The football transfer window has closed again for another four months. If you haven’t heard of the transfer window or ‘Deadline Day’ - it is an agreed period of time when players can transfer from one club to another. It condenses much discussion about which player is leaving where to a slot in July-September and then for the month of January the following year. It tends to keep the discussions about players going from here to there to a sustained period in the lead up to and during the actual window. Manchester United spent a reported £89million on a player that they sold only four years ago for £1.8million – two decisions that were almost forced upon them by the unfortunate nature of the window. The team that bought the player four years ago made a very healthy £87.2million profit and in every transfer window there are both winners and losers.
Schools have similar transfer windows namely the end of February, May and October. These are the dates defined within the Burgundy Book when teachers have to inform their current school that they intend leaving by the end of the term. If a teacher is successful in gaining a position in late May another teacher already in a post will not be able to join the new school as a replacement until the following January, unless special agreement is reached. It rarely is.

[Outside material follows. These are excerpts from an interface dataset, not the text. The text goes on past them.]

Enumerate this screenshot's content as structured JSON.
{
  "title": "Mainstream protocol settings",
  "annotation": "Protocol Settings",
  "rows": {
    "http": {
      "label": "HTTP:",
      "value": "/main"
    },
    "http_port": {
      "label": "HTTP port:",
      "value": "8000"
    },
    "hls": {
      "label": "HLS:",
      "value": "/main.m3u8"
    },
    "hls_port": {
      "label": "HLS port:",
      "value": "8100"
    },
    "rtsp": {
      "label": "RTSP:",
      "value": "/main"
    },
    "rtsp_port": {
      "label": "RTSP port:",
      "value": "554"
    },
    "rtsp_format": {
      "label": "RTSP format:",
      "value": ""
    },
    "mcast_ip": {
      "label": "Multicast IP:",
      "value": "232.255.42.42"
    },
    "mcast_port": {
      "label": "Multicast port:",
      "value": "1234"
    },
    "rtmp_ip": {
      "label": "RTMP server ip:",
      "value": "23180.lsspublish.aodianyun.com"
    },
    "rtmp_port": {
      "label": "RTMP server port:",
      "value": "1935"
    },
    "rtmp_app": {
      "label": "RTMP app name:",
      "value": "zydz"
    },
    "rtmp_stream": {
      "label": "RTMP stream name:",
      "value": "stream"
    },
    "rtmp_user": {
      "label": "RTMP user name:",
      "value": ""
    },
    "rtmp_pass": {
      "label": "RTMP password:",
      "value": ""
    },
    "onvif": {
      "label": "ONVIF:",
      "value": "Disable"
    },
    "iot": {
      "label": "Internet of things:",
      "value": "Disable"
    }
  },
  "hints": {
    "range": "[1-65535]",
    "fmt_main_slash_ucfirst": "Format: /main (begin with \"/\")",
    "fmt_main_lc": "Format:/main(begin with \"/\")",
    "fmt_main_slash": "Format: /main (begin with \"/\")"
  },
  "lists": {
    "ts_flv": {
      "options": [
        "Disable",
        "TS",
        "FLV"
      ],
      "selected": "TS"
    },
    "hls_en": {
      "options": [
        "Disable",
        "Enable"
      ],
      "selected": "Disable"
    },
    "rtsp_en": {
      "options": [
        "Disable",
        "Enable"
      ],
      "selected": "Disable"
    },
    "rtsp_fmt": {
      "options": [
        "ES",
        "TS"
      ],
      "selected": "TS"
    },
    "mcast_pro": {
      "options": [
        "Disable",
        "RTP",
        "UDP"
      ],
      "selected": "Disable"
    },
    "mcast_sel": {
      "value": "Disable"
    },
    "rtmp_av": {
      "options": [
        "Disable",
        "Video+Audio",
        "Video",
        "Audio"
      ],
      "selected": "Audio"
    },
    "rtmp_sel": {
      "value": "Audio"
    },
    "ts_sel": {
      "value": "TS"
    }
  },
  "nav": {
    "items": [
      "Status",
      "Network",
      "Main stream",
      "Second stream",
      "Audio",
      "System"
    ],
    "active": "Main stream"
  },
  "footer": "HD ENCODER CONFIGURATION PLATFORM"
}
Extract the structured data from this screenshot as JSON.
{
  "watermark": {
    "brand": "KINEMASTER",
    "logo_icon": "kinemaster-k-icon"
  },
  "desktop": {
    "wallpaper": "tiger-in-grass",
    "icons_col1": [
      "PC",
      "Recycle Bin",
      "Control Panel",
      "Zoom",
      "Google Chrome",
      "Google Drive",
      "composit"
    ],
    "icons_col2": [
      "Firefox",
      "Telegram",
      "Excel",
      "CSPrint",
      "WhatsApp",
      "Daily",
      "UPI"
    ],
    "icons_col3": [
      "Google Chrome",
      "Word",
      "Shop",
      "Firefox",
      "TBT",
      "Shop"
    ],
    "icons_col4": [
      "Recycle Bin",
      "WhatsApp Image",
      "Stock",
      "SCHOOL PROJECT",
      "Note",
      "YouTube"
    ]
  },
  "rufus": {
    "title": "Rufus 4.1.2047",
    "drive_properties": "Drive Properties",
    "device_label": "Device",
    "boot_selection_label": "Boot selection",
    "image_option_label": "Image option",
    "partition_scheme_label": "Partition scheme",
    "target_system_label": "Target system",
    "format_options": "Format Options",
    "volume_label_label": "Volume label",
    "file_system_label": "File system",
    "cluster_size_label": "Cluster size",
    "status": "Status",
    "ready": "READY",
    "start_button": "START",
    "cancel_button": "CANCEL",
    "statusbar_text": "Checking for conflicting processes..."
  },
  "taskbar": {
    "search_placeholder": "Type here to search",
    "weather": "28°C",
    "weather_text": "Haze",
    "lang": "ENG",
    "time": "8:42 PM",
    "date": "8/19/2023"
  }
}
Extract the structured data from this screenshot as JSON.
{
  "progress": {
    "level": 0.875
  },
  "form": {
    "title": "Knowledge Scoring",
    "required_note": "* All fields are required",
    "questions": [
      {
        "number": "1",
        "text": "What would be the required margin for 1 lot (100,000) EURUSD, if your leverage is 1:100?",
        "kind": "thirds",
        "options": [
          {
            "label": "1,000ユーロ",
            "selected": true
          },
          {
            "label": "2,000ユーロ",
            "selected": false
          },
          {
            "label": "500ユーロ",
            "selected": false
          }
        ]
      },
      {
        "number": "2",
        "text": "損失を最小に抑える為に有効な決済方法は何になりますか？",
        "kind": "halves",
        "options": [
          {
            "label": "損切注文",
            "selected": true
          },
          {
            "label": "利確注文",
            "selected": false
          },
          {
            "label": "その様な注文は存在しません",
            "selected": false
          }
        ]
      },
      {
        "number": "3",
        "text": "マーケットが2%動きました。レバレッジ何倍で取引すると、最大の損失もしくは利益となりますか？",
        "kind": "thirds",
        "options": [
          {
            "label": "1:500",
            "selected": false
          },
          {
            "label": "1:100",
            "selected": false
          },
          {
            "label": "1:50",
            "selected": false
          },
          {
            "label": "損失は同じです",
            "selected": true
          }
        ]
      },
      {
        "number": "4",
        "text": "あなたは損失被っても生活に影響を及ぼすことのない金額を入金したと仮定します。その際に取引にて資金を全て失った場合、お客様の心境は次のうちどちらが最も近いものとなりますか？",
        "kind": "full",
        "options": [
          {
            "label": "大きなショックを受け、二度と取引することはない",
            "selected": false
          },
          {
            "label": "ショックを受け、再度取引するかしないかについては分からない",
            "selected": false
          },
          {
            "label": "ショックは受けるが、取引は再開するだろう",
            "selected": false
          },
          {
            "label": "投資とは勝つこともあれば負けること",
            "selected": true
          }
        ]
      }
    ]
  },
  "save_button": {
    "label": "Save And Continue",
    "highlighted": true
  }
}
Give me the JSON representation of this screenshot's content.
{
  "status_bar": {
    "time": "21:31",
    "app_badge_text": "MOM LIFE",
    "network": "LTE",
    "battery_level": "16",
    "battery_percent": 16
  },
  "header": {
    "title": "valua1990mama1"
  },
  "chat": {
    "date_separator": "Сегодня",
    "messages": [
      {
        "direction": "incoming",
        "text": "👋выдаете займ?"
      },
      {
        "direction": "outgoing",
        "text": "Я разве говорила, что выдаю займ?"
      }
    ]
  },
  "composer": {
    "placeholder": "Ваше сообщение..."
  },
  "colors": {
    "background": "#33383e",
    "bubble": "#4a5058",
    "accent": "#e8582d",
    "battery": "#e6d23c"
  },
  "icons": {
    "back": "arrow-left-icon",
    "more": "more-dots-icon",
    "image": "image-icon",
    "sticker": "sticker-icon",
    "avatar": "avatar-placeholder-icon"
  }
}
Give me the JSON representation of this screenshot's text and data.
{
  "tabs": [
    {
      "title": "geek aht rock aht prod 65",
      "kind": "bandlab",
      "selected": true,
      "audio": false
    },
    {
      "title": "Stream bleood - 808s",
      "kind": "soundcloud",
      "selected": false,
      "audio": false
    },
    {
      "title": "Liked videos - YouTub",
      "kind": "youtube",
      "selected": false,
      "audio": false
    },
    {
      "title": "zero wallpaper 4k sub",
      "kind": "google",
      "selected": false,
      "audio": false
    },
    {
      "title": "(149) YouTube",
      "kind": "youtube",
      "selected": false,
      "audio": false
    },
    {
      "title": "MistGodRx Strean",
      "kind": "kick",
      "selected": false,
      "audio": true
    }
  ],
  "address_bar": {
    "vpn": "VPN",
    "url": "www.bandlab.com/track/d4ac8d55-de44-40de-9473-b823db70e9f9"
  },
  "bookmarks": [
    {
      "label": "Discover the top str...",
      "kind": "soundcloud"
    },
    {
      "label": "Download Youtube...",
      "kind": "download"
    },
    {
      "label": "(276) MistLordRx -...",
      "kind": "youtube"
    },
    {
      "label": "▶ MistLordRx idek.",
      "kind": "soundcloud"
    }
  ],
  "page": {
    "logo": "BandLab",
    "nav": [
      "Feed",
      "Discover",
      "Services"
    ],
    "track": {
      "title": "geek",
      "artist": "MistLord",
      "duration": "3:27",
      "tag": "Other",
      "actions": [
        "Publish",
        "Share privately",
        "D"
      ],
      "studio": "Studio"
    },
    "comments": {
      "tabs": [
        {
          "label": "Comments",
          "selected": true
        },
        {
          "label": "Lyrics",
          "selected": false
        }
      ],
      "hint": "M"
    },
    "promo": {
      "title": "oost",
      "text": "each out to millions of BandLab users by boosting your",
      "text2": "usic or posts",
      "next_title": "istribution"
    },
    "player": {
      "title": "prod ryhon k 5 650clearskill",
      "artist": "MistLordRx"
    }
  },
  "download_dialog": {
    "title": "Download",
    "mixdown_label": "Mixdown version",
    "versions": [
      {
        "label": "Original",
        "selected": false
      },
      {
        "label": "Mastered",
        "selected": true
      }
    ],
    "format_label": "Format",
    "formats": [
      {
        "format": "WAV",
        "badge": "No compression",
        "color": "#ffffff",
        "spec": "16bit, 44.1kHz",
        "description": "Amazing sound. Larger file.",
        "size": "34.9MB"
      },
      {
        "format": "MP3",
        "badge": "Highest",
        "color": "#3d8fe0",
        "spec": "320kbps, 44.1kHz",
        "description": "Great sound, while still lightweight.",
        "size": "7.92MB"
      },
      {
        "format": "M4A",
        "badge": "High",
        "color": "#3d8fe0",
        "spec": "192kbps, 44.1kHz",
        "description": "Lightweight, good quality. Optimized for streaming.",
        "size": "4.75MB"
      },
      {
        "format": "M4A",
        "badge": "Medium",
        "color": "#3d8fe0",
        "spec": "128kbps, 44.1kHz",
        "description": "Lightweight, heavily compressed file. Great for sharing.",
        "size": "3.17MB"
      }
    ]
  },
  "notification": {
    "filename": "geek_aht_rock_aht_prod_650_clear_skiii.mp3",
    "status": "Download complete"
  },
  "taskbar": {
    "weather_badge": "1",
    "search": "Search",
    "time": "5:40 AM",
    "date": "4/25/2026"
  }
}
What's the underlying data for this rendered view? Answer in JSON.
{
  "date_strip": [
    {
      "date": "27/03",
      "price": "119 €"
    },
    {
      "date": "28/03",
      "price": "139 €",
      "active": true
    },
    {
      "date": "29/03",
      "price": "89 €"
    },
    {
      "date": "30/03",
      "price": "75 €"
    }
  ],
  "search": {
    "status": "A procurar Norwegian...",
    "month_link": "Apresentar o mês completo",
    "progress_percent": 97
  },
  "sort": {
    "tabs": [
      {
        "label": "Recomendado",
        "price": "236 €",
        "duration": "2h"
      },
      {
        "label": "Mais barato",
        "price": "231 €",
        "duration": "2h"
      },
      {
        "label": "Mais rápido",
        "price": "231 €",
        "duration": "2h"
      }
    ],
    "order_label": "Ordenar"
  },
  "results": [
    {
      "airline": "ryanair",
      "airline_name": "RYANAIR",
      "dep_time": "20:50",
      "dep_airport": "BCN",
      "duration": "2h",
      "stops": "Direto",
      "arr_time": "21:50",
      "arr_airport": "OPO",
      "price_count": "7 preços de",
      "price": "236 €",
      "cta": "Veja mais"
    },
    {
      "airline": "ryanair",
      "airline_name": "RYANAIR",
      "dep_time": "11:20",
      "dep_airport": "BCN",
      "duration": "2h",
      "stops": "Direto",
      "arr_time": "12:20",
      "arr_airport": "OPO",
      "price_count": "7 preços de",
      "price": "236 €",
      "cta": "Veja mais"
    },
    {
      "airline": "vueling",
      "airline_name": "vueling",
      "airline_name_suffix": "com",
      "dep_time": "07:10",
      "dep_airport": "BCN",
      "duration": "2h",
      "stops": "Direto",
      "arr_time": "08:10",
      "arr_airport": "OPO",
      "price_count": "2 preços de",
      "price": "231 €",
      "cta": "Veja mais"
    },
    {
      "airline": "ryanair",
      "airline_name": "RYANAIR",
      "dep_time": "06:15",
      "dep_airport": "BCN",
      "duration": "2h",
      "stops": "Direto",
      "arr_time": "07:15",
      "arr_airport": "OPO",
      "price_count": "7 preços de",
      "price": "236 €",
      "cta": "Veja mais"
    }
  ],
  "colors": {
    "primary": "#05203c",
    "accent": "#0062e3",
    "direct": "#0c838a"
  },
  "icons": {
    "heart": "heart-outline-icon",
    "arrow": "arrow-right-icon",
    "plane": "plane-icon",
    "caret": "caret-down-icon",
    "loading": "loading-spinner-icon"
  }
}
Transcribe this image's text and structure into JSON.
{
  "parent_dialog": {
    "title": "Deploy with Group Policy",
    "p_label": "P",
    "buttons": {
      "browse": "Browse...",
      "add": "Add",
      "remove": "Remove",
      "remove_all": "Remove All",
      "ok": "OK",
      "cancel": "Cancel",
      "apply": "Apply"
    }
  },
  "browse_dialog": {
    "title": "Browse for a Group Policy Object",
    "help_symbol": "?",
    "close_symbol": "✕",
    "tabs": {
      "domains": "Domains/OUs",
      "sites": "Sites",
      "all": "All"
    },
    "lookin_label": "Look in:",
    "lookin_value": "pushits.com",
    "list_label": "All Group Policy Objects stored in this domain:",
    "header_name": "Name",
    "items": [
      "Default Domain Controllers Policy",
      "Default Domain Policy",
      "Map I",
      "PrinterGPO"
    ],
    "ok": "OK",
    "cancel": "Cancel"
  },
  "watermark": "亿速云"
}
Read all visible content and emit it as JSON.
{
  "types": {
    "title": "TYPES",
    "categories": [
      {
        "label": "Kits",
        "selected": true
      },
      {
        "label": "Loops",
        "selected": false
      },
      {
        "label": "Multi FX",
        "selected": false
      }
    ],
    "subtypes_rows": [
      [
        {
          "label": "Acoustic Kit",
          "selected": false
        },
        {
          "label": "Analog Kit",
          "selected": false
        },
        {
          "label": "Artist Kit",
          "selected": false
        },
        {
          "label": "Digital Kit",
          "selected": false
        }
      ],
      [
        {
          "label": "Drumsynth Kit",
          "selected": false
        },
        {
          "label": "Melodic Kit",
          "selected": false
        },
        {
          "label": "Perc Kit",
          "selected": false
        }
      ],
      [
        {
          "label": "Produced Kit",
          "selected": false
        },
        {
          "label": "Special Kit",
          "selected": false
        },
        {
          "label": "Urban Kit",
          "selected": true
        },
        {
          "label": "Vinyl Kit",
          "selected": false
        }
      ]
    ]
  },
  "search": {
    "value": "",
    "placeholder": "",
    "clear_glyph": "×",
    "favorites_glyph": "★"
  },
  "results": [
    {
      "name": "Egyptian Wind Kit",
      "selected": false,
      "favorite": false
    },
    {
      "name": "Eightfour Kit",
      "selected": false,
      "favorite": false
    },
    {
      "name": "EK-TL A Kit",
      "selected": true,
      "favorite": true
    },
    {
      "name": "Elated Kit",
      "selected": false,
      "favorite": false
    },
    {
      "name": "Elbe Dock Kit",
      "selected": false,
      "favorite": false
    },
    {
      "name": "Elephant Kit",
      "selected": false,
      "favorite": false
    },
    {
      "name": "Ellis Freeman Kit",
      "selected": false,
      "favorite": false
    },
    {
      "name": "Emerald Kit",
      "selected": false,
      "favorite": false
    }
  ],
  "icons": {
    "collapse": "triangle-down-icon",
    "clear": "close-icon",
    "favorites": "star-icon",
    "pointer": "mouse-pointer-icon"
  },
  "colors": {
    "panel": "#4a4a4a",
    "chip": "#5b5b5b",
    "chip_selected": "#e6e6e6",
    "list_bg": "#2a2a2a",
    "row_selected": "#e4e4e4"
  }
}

Headteachers often get a little anxious (as do football managers) in the lead up to the resignation date (transfer window) because they know that their chances of securing a teacher (star striker) already in post elsewhere (another club) are negligible. Conversations between headteachers and teachers (managers and players) going for interview during the lead up to the deadline are sometimes a little fraught as they ask them to consider the impact on their current school (club). It has been known for teachers (players) to have up to three or four interviews (clubs) crammed into the last few days prior to the resignation date with one school (club) offering the post to a candidate (player) who keeps them waiting to discover whether they have been successful in another interview the following day. And even more disgraceful is the tactic whereby a teacher (player) secures a rather secretive deal (encouraged by an agent) on the understanding they do not inform their school (club) of their resignation until the resignation date has been reached.
In 2015 FIFPro said that the current transfer window is “failing football and its players”. Is it fair to say the same of teaching?
In business, unlike teaching, employees are generally free to inform their managers that they wish to terminate their contract providing they give an agreed period of notice. This can be as much as six months but is often three. I cannot understand why teachers cannot benefit from this approach. It would ensure that a steady flow of posts being available and would prevent the sudden rush to meet the various deadlines. At a time when teacher recruitment is an apparent issue I just don’t understand why we maintain hurdles that make the selection and appointment of new staff so difficult. Surely, we should encourage teachers to provide a reasonable period of notice and then ask schools to fill those vacancies as quickly as possible.